§ PROBLEM TO SOLVE:
If a record holds a picture, drop the picture and return the rest of the record word for word.

§ INPUT MATERIAL:
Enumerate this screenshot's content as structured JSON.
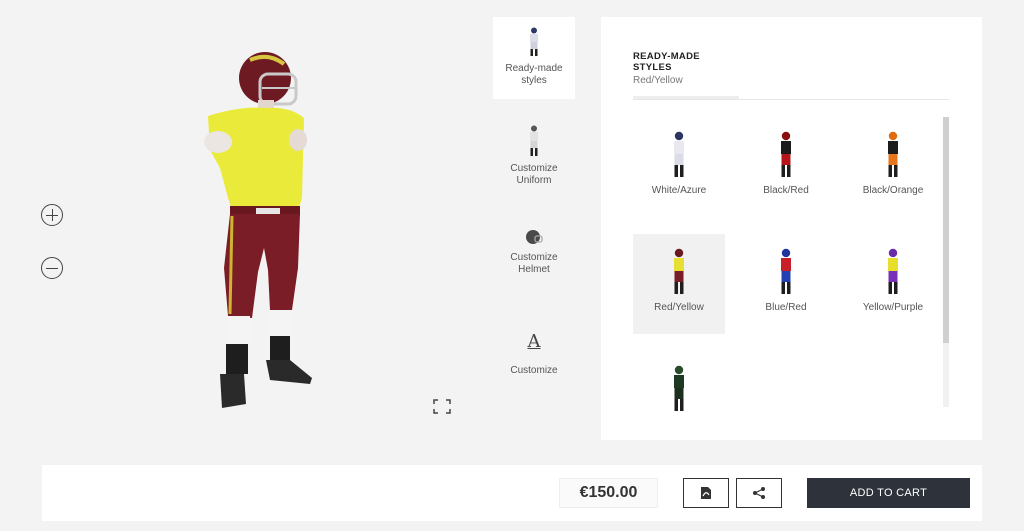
{
  "viewer": {
    "zoom_in": "zoom-in-icon",
    "zoom_out": "zoom-out-icon",
    "fullscreen": "fullscreen-icon"
  },
  "menu": {
    "items": [
      {
        "label": "Ready-made\nstyles",
        "icon": "player-icon",
        "active": true
      },
      {
        "label": "Customize\nUniform",
        "icon": "uniform-icon",
        "active": false
      },
      {
        "label": "Customize\nHelmet",
        "icon": "helmet-icon",
        "active": false
      },
      {
        "label": "Customize",
        "icon": "text-a-icon",
        "glyph": "A",
        "active": false
      }
    ]
  },
  "panel": {
    "title": "READY-MADE STYLES",
    "subtitle": "Red/Yellow",
    "styles": [
      {
        "label": "White/Azure",
        "jersey": "#e8e8ee",
        "pants": "#d9dbe6",
        "helmet": "#2a3560",
        "selected": false
      },
      {
        "label": "Black/Red",
        "jersey": "#1b1b1b",
        "pants": "#b3151b",
        "helmet": "#8a1010",
        "selected": false
      },
      {
        "label": "Black/Orange",
        "jersey": "#1c1c1c",
        "pants": "#e7751c",
        "helmet": "#e06a10",
        "selected": false
      },
      {
        "label": "Red/Yellow",
        "jersey": "#e7e033",
        "pants": "#7b1d27",
        "helmet": "#6a1a22",
        "selected": true
      },
      {
        "label": "Blue/Red",
        "jersey": "#c81f28",
        "pants": "#2340b0",
        "helmet": "#20349a",
        "selected": false
      },
      {
        "label": "Yellow/Purple",
        "jersey": "#e8df2b",
        "pants": "#7a2fb8",
        "helmet": "#6b2aa8",
        "selected": false
      },
      {
        "label": "",
        "jersey": "#1e3a22",
        "pants": "#1c2e1e",
        "helmet": "#2a4a2c",
        "selected": false
      }
    ]
  },
  "footer": {
    "price": "€150.00",
    "pdf_icon": "pdf-icon",
    "share_icon": "share-icon",
    "cart_label": "ADD TO CART"
  },
  "colors": {
    "cart_bg": "#2e333b",
    "jersey_main": "#eaea3a",
    "pants_main": "#7b1d27"
  }
}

§ COMPLETED TASK:
Enumerate this screenshot's content as structured JSON.
{
  "viewer": {
    "zoom_in": "zoom-in-icon",
    "zoom_out": "zoom-out-icon",
    "fullscreen": "fullscreen-icon"
  },
  "menu": {
    "items": [
      {
        "label": "Ready-made\nstyles",
        "icon": "player-icon",
        "active": true
      },
      {
        "label": "Customize\nUniform",
        "icon": "uniform-icon",
        "active": false
      },
      {
        "label": "Customize\nHelmet",
        "icon": "helmet-icon",
        "active": false
      },
      {
        "label": "Customize",
        "icon": "text-a-icon",
        "glyph": "A",
        "active": false
      }
    ]
  },
  "panel": {
    "title": "READY-MADE STYLES",
    "subtitle": "Red/Yellow",
    "styles": [
      {
        "label": "White/Azure",
        "jersey": "#e8e8ee",
        "pants": "#d9dbe6",
        "helmet": "#2a3560",
        "selected": false
      },
      {
        "label": "Black/Red",
        "jersey": "#1b1b1b",
        "pants": "#b3151b",
        "helmet": "#8a1010",
        "selected": false
      },
      {
        "label": "Black/Orange",
        "jersey": "#1c1c1c",
        "pants": "#e7751c",
        "helmet": "#e06a10",
        "selected": false
      },
      {
        "label": "Red/Yellow",
        "jersey": "#e7e033",
        "pants": "#7b1d27",
        "helmet": "#6a1a22",
        "selected": true
      },
      {
        "label": "Blue/Red",
        "jersey": "#c81f28",
        "pants": "#2340b0",
        "helmet": "#20349a",
        "selected": false
      },
      {
        "label": "Yellow/Purple",
        "jersey": "#e8df2b",
        "pants": "#7a2fb8",
        "helmet": "#6b2aa8",
        "selected": false
      },
      {
        "label": "",
        "jersey": "#1e3a22",
        "pants": "#1c2e1e",
        "helmet": "#2a4a2c",
        "selected": false
      }
    ]
  },
  "footer": {
    "price": "€150.00",
    "pdf_icon": "pdf-icon",
    "share_icon": "share-icon",
    "cart_label": "ADD TO CART"
  },
  "colors": {
    "cart_bg": "#2e333b",
    "jersey_main": "#eaea3a",
    "pants_main": "#7b1d27"
  }
}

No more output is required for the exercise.